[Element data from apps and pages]
"""

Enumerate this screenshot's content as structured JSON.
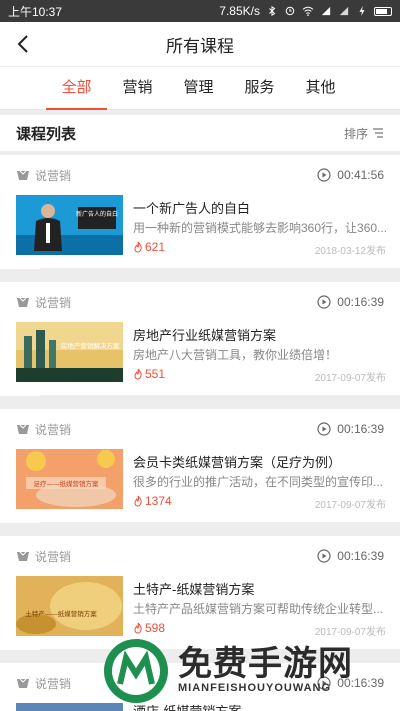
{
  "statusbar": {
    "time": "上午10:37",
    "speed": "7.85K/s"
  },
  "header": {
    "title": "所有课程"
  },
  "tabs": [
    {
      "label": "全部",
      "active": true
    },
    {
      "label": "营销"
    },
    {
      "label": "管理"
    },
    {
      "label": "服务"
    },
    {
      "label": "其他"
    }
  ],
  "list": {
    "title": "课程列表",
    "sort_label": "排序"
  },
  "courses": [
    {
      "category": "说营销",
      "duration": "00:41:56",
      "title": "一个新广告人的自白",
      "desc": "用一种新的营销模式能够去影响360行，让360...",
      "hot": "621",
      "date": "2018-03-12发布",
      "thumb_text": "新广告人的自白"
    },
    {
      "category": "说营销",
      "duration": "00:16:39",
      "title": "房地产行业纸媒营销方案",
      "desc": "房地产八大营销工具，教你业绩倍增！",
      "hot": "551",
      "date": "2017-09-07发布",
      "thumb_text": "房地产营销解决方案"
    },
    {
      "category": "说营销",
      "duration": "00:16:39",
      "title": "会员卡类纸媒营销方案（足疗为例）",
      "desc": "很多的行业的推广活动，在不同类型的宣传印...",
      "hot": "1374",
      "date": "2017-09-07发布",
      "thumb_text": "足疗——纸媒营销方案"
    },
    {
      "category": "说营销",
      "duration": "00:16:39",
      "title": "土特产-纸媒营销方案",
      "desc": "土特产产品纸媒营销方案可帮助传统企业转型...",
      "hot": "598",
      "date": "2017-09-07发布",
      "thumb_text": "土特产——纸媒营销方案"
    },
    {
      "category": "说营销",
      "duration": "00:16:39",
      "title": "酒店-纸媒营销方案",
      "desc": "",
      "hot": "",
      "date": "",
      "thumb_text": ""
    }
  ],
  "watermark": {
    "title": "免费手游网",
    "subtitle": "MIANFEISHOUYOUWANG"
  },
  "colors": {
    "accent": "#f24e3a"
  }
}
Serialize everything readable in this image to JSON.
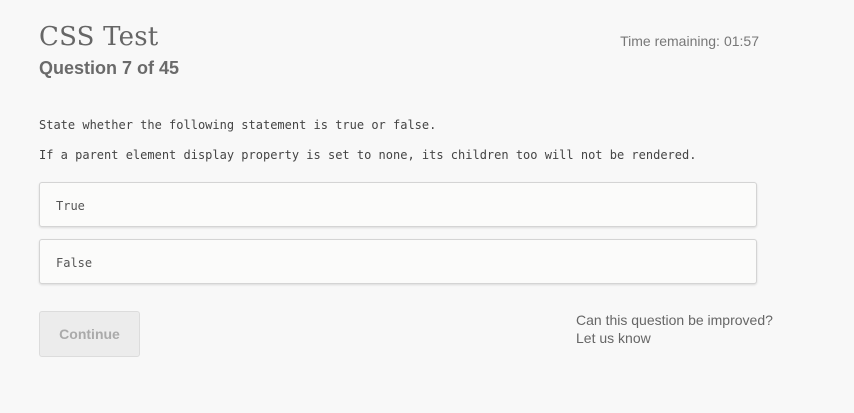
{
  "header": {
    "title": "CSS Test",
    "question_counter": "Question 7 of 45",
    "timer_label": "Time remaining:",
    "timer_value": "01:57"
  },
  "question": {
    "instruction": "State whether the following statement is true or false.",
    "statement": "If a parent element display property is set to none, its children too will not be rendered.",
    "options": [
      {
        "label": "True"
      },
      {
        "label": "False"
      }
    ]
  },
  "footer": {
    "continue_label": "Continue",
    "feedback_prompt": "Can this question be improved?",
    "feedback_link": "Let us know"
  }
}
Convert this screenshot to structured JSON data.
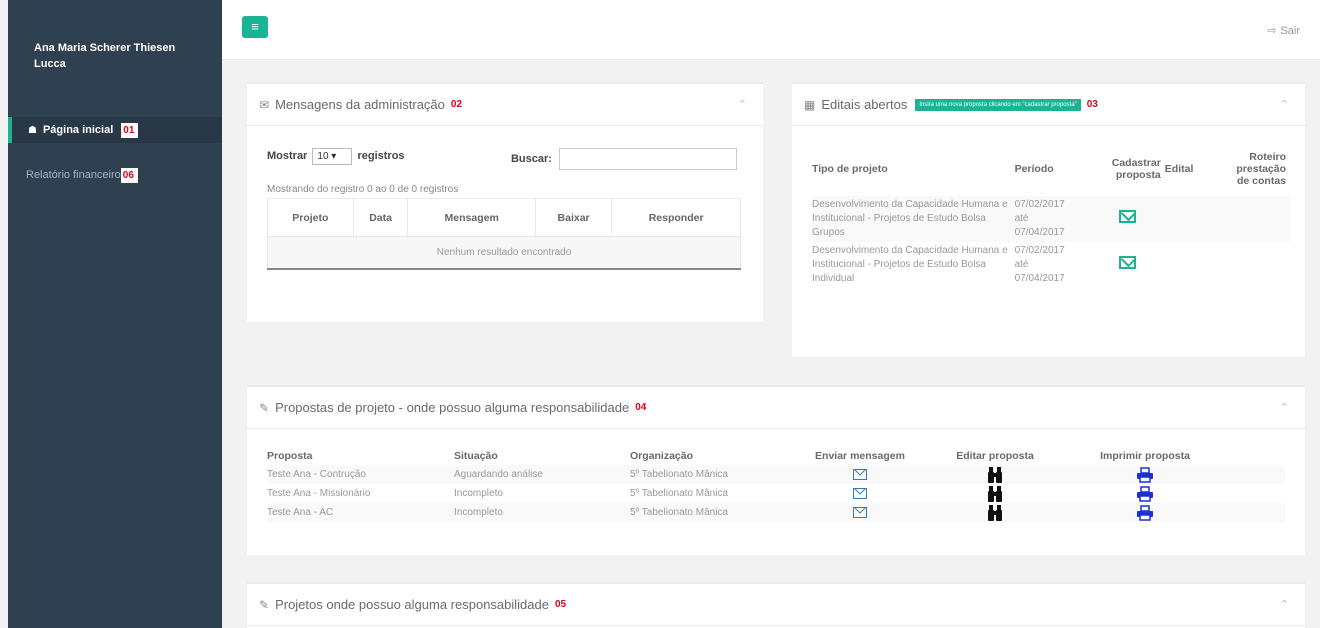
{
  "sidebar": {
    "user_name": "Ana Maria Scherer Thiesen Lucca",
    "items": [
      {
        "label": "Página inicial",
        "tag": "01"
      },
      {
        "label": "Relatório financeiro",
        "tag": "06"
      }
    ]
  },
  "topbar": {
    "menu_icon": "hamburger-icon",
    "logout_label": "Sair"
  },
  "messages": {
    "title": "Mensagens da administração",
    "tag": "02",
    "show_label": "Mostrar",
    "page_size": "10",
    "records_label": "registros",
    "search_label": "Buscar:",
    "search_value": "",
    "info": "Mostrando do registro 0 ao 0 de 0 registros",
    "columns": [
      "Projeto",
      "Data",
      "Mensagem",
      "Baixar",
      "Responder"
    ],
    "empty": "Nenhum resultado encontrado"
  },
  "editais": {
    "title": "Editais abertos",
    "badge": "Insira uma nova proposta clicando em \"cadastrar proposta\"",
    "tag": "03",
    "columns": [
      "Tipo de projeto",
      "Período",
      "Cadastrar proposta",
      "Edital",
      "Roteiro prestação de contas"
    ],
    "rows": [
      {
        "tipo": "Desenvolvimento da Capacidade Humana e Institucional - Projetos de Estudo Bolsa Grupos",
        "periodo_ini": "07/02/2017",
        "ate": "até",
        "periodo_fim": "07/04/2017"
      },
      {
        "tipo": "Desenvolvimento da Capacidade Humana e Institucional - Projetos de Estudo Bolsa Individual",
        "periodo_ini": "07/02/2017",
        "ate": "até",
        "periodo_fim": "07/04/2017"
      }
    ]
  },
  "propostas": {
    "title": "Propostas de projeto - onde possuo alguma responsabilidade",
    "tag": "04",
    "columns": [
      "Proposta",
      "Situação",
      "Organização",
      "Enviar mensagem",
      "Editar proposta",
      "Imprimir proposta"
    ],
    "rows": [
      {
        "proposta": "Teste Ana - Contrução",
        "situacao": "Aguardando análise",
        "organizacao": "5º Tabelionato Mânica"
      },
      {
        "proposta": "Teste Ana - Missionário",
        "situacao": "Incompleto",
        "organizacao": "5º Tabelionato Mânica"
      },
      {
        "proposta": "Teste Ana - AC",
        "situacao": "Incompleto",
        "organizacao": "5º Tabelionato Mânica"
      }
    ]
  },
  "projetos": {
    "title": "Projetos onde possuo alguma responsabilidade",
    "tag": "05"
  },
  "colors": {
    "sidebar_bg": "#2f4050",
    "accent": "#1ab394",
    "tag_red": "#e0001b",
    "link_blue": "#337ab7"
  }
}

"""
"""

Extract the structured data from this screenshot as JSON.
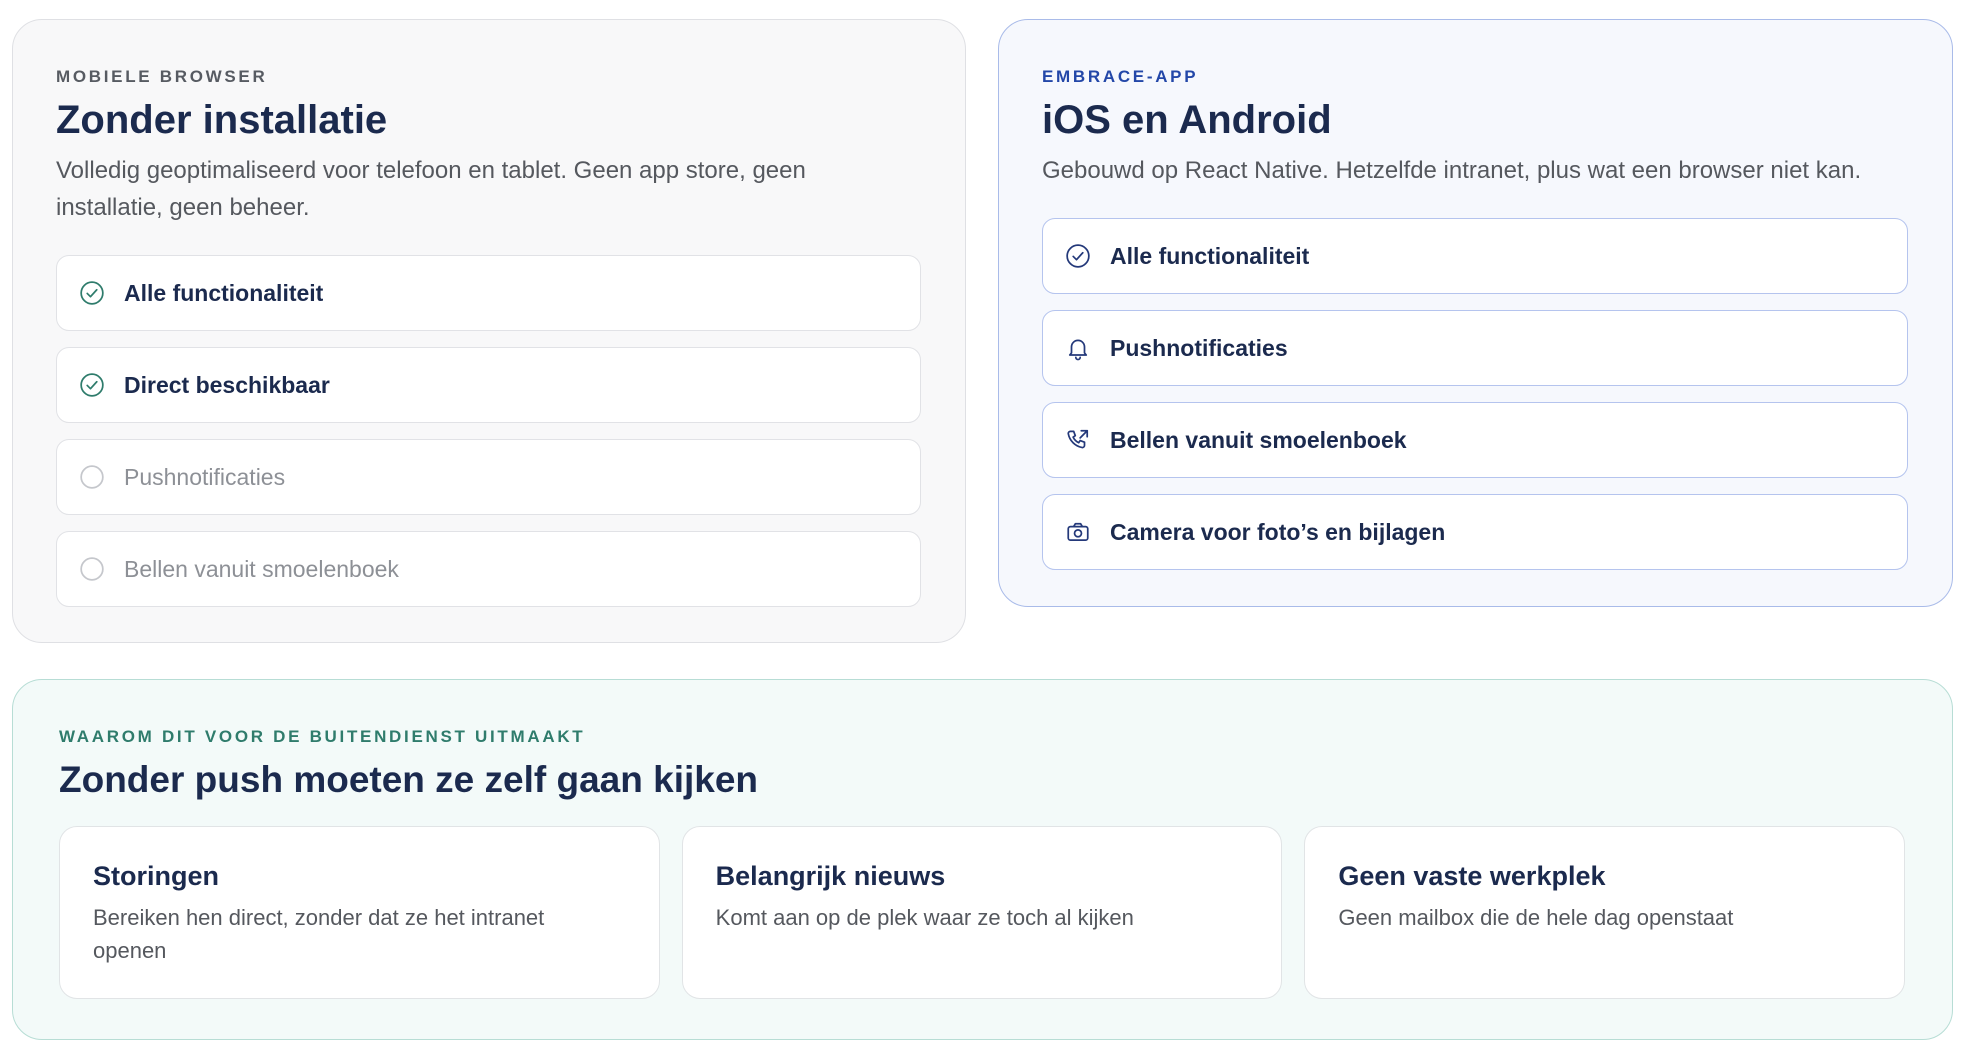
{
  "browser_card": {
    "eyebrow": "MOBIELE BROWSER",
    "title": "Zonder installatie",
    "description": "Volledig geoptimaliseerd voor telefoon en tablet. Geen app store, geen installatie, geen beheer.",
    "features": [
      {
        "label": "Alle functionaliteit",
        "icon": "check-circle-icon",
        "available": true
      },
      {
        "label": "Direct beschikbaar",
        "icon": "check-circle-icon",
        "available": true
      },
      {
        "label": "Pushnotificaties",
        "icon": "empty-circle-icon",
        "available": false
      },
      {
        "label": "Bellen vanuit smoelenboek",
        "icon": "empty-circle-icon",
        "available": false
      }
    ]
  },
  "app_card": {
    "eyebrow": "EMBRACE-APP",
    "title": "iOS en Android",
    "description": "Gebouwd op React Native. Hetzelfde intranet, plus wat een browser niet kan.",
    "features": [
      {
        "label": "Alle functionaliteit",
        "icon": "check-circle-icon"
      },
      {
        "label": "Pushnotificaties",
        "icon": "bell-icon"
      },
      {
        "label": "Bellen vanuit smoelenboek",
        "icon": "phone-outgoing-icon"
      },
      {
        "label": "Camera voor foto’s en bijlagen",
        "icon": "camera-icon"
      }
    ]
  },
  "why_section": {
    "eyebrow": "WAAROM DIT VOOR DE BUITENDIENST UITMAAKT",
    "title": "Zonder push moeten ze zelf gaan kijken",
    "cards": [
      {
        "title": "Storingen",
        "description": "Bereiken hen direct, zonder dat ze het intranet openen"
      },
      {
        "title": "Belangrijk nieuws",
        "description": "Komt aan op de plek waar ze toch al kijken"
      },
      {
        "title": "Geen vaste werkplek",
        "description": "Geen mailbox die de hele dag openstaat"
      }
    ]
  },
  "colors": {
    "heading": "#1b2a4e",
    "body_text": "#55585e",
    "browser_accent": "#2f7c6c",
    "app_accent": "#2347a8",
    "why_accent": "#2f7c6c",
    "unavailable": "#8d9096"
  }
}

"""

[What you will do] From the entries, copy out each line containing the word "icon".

[Response below]
    "menu_icon": "hamburger-icon",
        "icon": "check-circle-icon",
        "icon": "check-circle-icon",
        "icon": "empty-circle-icon",
        "icon": "empty-circle-icon",
        "icon": "check-circle-icon"
        "icon": "bell-icon"
        "icon": "phone-outgoing-icon"
        "icon": "camera-icon"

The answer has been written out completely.